Bishop Harry Jackson, homophobic preacher and darling of the Religious Right, is telling the mostly white participants of this year's Values Voter Summit to tone down their anti-Obama rhetoric. He says he knows that they're not racists, but some of them are starting to sound like racists, which makes it hard for him to get African-American clergy members to join his anti-gay crusade. (And really, how can Jackson be expected to promote his own brand of bigotry when all these annoying No-bamas are scaring off black ministers?)
Peter at Right-Wing Watch provides insights and highlights from Jackson's speech: Gays and liberal Christians are enemies of God who deserve to be struck down. Jackson cited verses from Psalm 68 saying "let God arise, let his enemies be scattered... let the wicked perish at the presence of God." He described God striking dead a person who wasn’t following instructions about how the Ark of the Covenant should be moved. Who are the wicked? Gays, certainly, but also "folk who are Christians in name only" but are just asking to be struck dead by God for not following His ways. Jackson said repeatedly of people who don’t support his agenda that "there are people in our culture who are easily led." Do you remember the outcry from the Religious Right when the Washington Post said the same thing about them? But nobody batted an eye when Jackson suggested that African Americans who don’t support him are "in an ideological plantation" and "easily led" to believe the worst "character assassination" about conservative evangelicals. That’s why, he said, right-wing activists need to tone down their attacks on Obama. In the fight to keep same-sex couples from getting married, he said, he "can’t win if my own black brothers see me as a traitor." (Poor thing.)

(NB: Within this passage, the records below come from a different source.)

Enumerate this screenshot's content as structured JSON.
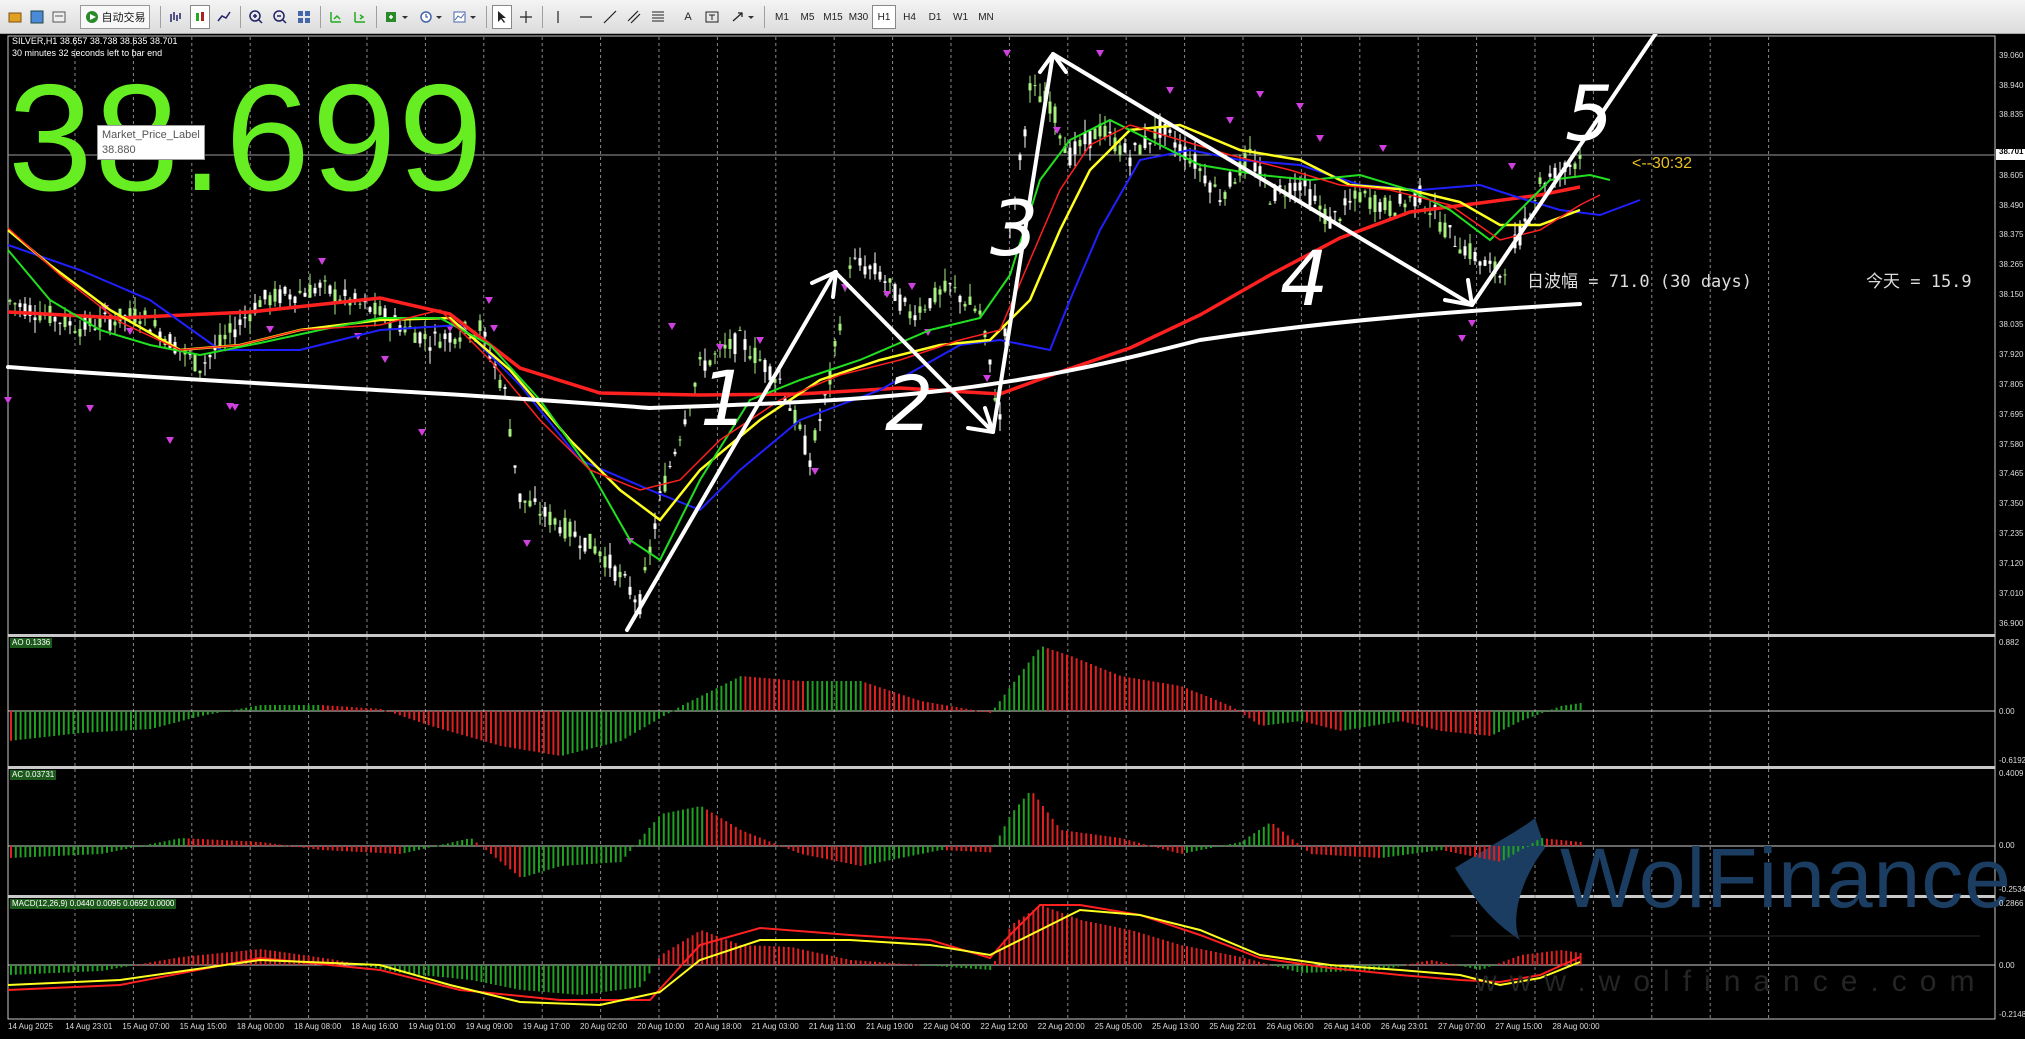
{
  "toolbar": {
    "auto_trading_label": "自动交易",
    "timeframes": [
      "M1",
      "M5",
      "M15",
      "M30",
      "H1",
      "H4",
      "D1",
      "W1",
      "MN"
    ],
    "active_timeframe": "H1"
  },
  "chart": {
    "symbol_line": "SILVER,H1  38.657 38.738 38.635 38.701",
    "countdown_note": "30 minutes 32 seconds left to bar end",
    "big_price": "38.699",
    "market_price_label": {
      "title": "Market_Price_Label",
      "value": "38.880"
    },
    "candle_countdown": "<--30:32",
    "daily_range": "日波幅 = 71.0  (30 days)",
    "today_range": "今天 = 15.9",
    "wave_labels": [
      "1",
      "2",
      "3",
      "4",
      "5"
    ],
    "price_axis": [
      "39.060",
      "38.940",
      "38.835",
      "38.701",
      "38.605",
      "38.490",
      "38.375",
      "38.265",
      "38.150",
      "38.035",
      "37.920",
      "37.805",
      "37.695",
      "37.580",
      "37.465",
      "37.350",
      "37.235",
      "37.120",
      "37.010",
      "36.900"
    ],
    "current_price_tag": "38.701",
    "time_axis": [
      "14 Aug 2025",
      "14 Aug 23:01",
      "15 Aug 07:00",
      "15 Aug 15:00",
      "18 Aug 00:00",
      "18 Aug 08:00",
      "18 Aug 16:00",
      "19 Aug 01:00",
      "19 Aug 09:00",
      "19 Aug 17:00",
      "20 Aug 02:00",
      "20 Aug 10:00",
      "20 Aug 18:00",
      "21 Aug 03:00",
      "21 Aug 11:00",
      "21 Aug 19:00",
      "22 Aug 04:00",
      "22 Aug 12:00",
      "22 Aug 20:00",
      "25 Aug 05:00",
      "25 Aug 13:00",
      "25 Aug 22:01",
      "26 Aug 06:00",
      "26 Aug 14:00",
      "26 Aug 23:01",
      "27 Aug 07:00",
      "27 Aug 15:00",
      "28 Aug 00:00"
    ]
  },
  "indicators": {
    "ao": {
      "label": "AO 0.1336",
      "axis": [
        "0.882",
        "0.00",
        "-0.6192"
      ]
    },
    "ac": {
      "label": "AC 0.03731",
      "axis": [
        "0.4009",
        "0.00",
        "-0.2534"
      ]
    },
    "macd": {
      "label": "MACD(12,26,9) 0.0440 0.0095 0.0692 0.0000",
      "axis": [
        "0.2866",
        "0.00",
        "-0.2148"
      ]
    }
  },
  "watermark": {
    "brand": "WolFinance",
    "url": "www.wolfinance.com"
  },
  "colors": {
    "bull": "#a8f080",
    "bear": "#ffffff",
    "ma_red": "#ff2020",
    "ma_blue": "#2020ff",
    "ma_yellow": "#ffff20",
    "ma_green": "#20e020",
    "hist_up": "#20a020",
    "hist_down": "#e02020",
    "big_price": "#66ee22"
  }
}
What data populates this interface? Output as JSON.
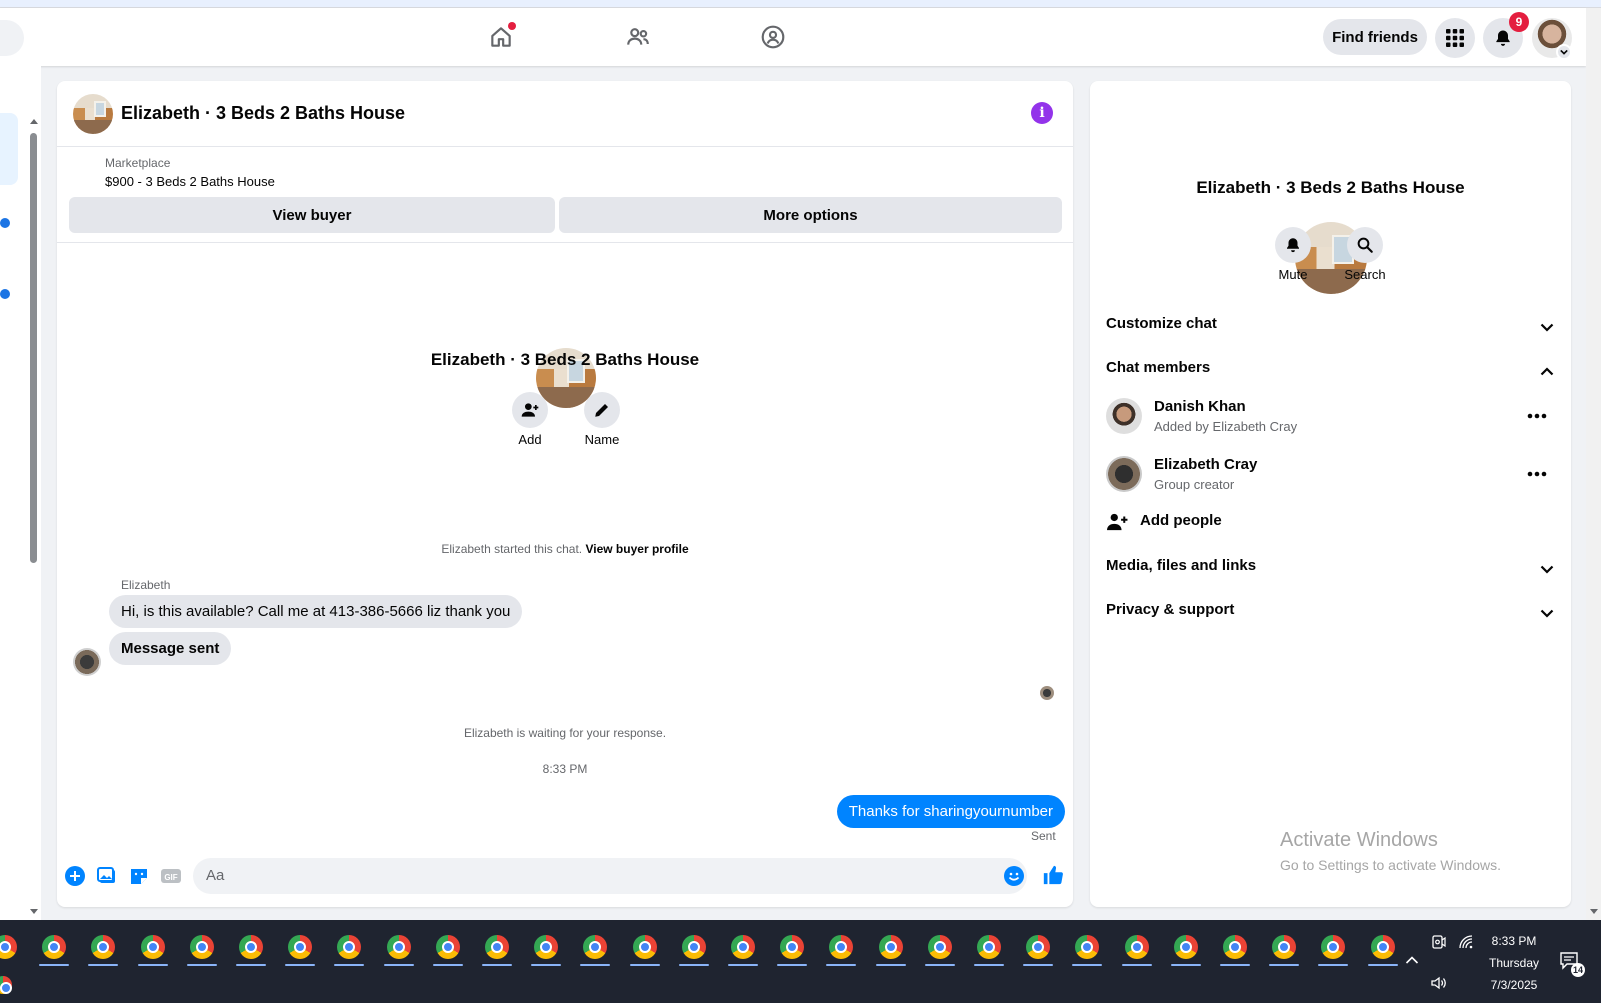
{
  "navbar": {
    "find_friends_label": "Find friends",
    "notification_count": "9"
  },
  "chat": {
    "header_title": "Elizabeth · 3 Beds 2 Baths House",
    "info_label": "i",
    "marketplace_label": "Marketplace",
    "listing_price_title": "$900 - 3 Beds 2 Baths House",
    "view_buyer_label": "View buyer",
    "more_options_label": "More options",
    "center_title": "Elizabeth · 3 Beds 2 Baths House",
    "add_label": "Add",
    "name_label": "Name",
    "started_text": "Elizabeth started this chat.",
    "view_buyer_profile_label": "View buyer profile",
    "sender_name": "Elizabeth",
    "messages_in": [
      "Hi, is this available? Call me at 413-386-5666 liz thank you",
      "Message sent"
    ],
    "waiting_text": "Elizabeth is waiting for your response.",
    "time_text": "8:33 PM",
    "message_out": "Thanks for sharingyournumber",
    "sent_label": "Sent",
    "composer_placeholder": "Aa"
  },
  "right_panel": {
    "title": "Elizabeth · 3 Beds 2 Baths House",
    "mute_label": "Mute",
    "search_label": "Search",
    "sections": {
      "customize_chat": "Customize chat",
      "chat_members": "Chat members",
      "media_files_links": "Media, files and links",
      "privacy_support": "Privacy & support"
    },
    "members": [
      {
        "name": "Danish Khan",
        "subtitle": "Added by Elizabeth Cray"
      },
      {
        "name": "Elizabeth Cray",
        "subtitle": "Group creator"
      }
    ],
    "add_people_label": "Add people"
  },
  "watermark": {
    "line1": "Activate Windows",
    "line2": "Go to Settings to activate Windows."
  },
  "taskbar": {
    "time": "8:33 PM",
    "day": "Thursday",
    "date": "7/3/2025",
    "notification_count": "14"
  },
  "colors": {
    "accent_blue": "#0084ff",
    "info_purple": "#9333ea",
    "badge_red": "#e41e3f"
  }
}
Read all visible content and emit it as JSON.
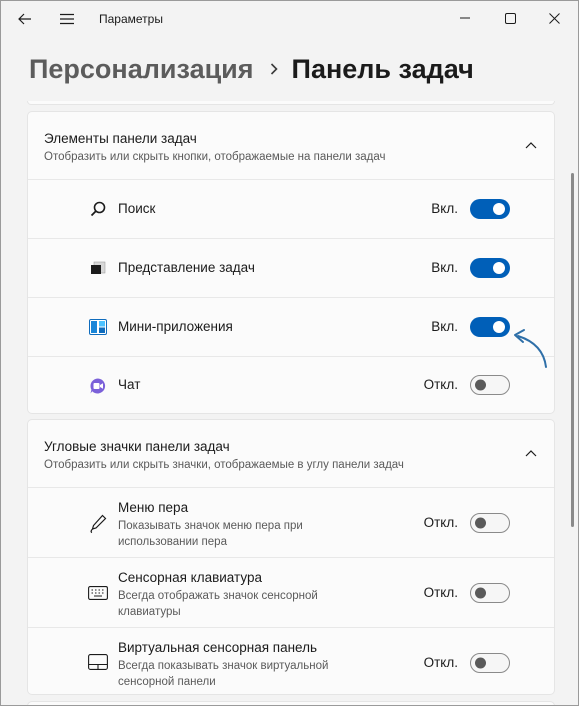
{
  "window": {
    "app_title": "Параметры",
    "back_icon": "arrow-left-icon",
    "menu_icon": "hamburger-icon",
    "controls": [
      "minimize-icon",
      "maximize-icon",
      "close-icon"
    ]
  },
  "breadcrumb": {
    "parent": "Персонализация",
    "separator_icon": "chevron-right-icon",
    "current": "Панель задач"
  },
  "sections": [
    {
      "title": "Элементы панели задач",
      "description": "Отобразить или скрыть кнопки, отображаемые на панели задач",
      "expanded": true,
      "items": [
        {
          "label": "Поиск",
          "icon": "search-icon",
          "state": "Вкл.",
          "on": true
        },
        {
          "label": "Представление задач",
          "icon": "task-view-icon",
          "state": "Вкл.",
          "on": true
        },
        {
          "label": "Мини-приложения",
          "icon": "widgets-icon",
          "state": "Вкл.",
          "on": true
        },
        {
          "label": "Чат",
          "icon": "chat-icon",
          "state": "Откл.",
          "on": false
        }
      ]
    },
    {
      "title": "Угловые значки панели задач",
      "description": "Отобразить или скрыть значки, отображаемые в углу панели задач",
      "expanded": true,
      "items": [
        {
          "label": "Меню пера",
          "sub": "Показывать значок меню пера при использовании пера",
          "icon": "pen-icon",
          "state": "Откл.",
          "on": false
        },
        {
          "label": "Сенсорная клавиатура",
          "sub": "Всегда отображать значок сенсорной клавиатуры",
          "icon": "keyboard-icon",
          "state": "Откл.",
          "on": false
        },
        {
          "label": "Виртуальная сенсорная панель",
          "sub": "Всегда показывать значок виртуальной сенсорной панели",
          "icon": "touchpad-icon",
          "state": "Откл.",
          "on": false
        }
      ]
    }
  ],
  "colors": {
    "accent": "#005fb8",
    "background": "#f3f3f3",
    "card": "#fbfbfb",
    "annotation_arrow": "#2e6fa8"
  }
}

Jackson apparently believes that it's perfectly fine, admirable even, to behave like a raving homobigot - but if African-Americans think his values pals are racists, then it becomes difficult to enlist his preacher pals to bash Teh Evil Gays.
Not everyone thinks that Bishop Jackson's path is righteous. Sylvia Rhue, the director of religious affairs for National Black Justice Coalition, says: "I think it's disturbing when black people join the contemporary Confederate army. I don't see anti-gay religious leaders as any different than the army who wanted a civil war to maintain slavery. They were passionate and thought that God was on their side. But they were very wrong."